Go through the entries below and copy each line that holds the word "icon".

-- Opening Marker --

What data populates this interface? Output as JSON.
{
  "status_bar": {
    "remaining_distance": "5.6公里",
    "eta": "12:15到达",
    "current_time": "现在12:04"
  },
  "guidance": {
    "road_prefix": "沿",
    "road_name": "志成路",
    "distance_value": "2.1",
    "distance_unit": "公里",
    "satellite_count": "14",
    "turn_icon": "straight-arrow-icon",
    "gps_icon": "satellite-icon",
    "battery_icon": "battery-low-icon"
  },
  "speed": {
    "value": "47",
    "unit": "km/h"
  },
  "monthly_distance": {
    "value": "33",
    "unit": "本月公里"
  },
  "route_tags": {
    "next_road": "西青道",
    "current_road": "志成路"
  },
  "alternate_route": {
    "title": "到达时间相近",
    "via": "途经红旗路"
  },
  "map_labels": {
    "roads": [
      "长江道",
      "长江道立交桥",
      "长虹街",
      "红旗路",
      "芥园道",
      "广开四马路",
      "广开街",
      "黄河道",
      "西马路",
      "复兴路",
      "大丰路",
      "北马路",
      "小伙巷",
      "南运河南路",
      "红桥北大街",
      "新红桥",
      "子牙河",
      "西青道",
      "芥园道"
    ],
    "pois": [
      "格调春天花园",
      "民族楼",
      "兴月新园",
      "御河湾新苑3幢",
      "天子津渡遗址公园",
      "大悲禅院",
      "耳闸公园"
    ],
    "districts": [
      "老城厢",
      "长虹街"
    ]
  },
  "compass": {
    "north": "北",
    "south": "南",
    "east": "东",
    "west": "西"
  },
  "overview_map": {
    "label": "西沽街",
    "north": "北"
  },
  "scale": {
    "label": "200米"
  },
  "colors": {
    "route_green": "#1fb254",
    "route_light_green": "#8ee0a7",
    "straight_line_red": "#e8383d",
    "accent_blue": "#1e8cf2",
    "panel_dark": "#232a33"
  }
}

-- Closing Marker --

▸ **Response to this exercise**:
    "turn_icon": "straight-arrow-icon",
    "gps_icon": "satellite-icon",
    "battery_icon": "battery-low-icon"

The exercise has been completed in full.